Asheville Citizen, April 25, 1954



Sadie Smathers Patton

Sadie Smathers Patton (1886 – 1975) of Hendersonville won the first annual award in 1954 for her contributions in the preservation of the history of this part of the state. “For more than a quarter of a century, Mrs. Sadie Smathers Patton has been a tireless and discriminating student of the history of Western North Carolina. Her research has been extensive, painstaking and accurate and have resulted in the accumulation of a vast amount of truly invaluable information about the past of this section. She has incorporated some of the fruits of her scholarly quests in published volumes of genuine and permanent worth as local histories. Her unpublished writings contain much material which will be of inestimable value to other historians. Mrs. Patton’s most important published work is perhaps “The Story of Henderson County.” It is a vivid, moving and scholarly story of her county from its earliest days. Only less important is “Sketches of Polk County.” In both of these county histories, she has written with genuine admiration for the people whose stories she recounts and with a deep knowledge of their pasts. Mrs. Patton has never been willing to restrict her interests and energies to pouring over musty records. For many years, she has been an active member of the State Department of Archives and History, highly respected by her associates for her sound counsel and for her achievements as a historian. Through the many patriotic and other organizations with which she has been associated, she has interested herself in fostering a deeper knowledge of the history of this section and in seeing to it that places of historical importance were appropriately marked.

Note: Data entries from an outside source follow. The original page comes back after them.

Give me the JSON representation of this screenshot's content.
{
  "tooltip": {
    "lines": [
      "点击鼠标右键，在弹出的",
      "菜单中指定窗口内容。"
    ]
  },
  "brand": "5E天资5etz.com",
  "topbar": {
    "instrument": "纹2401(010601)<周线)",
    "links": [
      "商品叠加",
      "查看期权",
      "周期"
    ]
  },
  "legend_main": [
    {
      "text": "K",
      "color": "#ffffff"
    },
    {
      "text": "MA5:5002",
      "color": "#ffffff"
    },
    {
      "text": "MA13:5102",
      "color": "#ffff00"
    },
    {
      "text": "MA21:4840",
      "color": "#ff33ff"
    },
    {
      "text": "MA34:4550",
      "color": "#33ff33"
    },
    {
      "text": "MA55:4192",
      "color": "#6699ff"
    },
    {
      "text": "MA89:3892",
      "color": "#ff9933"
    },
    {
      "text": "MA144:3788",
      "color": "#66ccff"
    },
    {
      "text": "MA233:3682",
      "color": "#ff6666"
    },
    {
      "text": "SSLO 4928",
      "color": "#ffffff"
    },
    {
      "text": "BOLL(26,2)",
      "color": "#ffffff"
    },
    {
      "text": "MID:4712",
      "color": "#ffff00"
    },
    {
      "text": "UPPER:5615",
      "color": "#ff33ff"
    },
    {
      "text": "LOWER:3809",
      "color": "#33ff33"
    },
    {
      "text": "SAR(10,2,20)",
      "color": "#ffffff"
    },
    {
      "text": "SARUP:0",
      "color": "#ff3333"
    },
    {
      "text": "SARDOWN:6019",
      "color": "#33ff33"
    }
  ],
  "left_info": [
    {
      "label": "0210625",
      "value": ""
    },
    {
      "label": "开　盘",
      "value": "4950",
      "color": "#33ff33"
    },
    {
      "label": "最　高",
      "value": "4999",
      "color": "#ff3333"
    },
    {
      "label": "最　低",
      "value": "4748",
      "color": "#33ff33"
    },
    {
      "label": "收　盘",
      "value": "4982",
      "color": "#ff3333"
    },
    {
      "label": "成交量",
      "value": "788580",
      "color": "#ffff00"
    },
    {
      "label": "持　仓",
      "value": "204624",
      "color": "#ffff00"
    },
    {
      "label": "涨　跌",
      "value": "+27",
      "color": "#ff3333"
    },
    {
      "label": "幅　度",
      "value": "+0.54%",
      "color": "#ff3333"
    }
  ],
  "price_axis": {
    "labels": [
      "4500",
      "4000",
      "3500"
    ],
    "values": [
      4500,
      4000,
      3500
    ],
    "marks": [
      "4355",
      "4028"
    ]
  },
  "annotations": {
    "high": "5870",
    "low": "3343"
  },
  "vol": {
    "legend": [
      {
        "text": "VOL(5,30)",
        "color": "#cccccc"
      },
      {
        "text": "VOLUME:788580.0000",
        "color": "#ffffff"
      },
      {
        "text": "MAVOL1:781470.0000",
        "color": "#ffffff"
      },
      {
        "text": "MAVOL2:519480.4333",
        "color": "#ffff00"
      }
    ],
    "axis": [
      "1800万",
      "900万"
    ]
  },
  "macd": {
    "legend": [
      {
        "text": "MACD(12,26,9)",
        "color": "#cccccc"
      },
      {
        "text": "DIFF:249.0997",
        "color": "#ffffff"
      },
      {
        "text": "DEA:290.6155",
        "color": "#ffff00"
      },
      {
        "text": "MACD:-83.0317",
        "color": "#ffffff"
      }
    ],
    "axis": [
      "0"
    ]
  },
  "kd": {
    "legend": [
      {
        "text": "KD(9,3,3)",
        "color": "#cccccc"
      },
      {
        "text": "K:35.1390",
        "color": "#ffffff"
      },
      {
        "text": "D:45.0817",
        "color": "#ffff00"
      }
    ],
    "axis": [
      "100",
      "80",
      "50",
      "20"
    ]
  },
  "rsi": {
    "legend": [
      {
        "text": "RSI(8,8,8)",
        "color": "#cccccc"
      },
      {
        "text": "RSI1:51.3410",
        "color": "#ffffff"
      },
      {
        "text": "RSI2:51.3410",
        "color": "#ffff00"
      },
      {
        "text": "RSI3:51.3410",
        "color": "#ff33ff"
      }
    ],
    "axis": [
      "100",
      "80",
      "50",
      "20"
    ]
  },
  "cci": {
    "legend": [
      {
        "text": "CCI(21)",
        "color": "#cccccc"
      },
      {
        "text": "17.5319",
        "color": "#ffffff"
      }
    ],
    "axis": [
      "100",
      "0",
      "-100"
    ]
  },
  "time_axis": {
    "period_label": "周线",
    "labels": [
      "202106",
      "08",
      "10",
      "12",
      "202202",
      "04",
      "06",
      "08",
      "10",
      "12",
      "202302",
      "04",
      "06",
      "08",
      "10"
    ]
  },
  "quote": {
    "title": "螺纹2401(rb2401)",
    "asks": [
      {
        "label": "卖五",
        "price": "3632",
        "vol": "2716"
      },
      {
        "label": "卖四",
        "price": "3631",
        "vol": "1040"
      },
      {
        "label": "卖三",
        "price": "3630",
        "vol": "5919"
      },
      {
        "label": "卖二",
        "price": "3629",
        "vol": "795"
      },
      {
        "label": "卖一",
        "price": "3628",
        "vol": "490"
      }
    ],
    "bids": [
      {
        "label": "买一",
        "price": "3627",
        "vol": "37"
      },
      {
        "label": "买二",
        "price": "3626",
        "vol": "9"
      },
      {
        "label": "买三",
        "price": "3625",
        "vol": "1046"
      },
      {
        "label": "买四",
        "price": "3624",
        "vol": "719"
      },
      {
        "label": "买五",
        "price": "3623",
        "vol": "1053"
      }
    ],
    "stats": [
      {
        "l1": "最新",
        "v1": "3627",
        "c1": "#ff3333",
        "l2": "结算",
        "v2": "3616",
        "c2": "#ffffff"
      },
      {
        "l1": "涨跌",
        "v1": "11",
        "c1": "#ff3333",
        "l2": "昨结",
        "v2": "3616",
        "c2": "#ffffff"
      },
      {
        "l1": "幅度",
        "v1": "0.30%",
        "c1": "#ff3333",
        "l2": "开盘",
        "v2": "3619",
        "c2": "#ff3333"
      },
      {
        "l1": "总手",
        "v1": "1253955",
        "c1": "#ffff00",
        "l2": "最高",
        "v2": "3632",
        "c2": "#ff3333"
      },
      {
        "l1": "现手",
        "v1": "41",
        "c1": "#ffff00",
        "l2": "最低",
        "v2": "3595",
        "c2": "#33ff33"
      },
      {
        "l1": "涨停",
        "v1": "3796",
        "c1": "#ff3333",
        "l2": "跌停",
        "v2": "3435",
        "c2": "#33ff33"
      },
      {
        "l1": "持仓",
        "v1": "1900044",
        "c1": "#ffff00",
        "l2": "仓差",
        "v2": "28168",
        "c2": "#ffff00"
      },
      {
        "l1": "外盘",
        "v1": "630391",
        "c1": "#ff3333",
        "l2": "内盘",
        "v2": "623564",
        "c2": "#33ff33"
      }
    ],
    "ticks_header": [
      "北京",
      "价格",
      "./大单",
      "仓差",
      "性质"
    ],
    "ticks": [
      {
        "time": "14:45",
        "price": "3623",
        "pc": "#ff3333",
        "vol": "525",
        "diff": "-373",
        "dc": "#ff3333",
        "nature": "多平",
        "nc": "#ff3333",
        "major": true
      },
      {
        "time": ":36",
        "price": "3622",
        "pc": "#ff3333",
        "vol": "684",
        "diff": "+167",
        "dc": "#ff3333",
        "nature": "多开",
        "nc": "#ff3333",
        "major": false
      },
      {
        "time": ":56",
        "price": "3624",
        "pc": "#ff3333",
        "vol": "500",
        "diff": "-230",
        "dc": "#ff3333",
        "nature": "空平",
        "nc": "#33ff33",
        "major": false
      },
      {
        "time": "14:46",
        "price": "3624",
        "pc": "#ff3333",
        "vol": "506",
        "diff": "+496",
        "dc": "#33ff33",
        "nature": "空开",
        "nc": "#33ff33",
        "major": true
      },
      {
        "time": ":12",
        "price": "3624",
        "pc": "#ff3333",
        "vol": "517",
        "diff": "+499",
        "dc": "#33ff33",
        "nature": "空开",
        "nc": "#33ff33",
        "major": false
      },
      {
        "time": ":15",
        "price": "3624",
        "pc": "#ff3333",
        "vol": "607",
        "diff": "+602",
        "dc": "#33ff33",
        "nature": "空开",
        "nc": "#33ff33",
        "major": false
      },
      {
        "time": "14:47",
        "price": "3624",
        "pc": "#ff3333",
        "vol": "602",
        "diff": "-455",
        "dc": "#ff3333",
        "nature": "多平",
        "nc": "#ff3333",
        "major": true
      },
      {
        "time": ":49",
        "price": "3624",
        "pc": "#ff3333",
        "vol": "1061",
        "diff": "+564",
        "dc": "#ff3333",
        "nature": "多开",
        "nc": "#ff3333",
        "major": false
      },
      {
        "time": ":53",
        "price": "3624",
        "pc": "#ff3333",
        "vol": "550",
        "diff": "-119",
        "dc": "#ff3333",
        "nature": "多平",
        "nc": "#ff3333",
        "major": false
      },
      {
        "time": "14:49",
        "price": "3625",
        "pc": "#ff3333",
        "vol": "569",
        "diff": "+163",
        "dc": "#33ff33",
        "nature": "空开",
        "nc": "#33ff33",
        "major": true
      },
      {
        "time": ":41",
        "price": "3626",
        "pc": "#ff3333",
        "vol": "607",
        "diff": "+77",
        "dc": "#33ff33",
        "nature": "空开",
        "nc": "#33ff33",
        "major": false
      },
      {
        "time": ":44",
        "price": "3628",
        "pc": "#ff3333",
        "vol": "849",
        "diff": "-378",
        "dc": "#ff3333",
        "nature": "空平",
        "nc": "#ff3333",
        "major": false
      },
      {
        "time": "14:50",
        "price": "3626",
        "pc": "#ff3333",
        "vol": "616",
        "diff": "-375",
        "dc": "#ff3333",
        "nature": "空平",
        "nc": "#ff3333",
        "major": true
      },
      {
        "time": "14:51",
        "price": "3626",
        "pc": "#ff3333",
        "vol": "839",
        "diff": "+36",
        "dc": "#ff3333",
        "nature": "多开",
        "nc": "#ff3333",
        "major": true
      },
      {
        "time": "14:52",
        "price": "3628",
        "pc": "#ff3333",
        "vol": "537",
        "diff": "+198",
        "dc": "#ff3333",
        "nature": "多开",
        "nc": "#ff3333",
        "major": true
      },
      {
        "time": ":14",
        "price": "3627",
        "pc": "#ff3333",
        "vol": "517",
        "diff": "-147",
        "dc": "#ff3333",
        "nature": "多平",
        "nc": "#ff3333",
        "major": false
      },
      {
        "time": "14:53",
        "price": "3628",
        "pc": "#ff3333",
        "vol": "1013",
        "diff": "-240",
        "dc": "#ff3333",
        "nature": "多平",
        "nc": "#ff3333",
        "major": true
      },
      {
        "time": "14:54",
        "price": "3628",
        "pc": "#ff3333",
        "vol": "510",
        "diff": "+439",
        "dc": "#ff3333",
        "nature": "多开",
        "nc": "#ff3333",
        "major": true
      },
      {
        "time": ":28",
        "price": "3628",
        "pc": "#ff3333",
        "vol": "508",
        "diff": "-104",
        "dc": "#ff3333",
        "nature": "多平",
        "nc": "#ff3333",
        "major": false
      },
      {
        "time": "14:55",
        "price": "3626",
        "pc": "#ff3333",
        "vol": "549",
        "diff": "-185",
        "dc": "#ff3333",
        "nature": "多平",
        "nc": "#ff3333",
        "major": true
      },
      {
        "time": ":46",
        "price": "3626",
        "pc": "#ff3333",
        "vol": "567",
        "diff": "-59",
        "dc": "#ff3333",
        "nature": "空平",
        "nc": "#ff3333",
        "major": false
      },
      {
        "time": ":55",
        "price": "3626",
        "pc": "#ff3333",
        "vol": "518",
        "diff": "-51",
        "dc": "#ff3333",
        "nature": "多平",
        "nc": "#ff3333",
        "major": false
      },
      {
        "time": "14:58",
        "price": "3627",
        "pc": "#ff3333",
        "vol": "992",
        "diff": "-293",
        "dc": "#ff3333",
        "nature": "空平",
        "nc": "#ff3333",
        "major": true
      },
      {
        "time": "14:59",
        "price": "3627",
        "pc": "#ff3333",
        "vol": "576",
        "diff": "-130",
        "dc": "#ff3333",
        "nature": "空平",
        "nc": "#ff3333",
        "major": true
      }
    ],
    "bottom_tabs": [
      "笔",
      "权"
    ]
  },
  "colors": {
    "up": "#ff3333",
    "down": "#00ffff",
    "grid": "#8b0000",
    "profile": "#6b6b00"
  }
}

She has been an interested and influential director of the WNCHA. In both quality and scope, Mrs. Patton’s contributions to the preservation of the history of Western North Carolina have been truly outstanding and fully deserve signal recognition by the WNCHA.”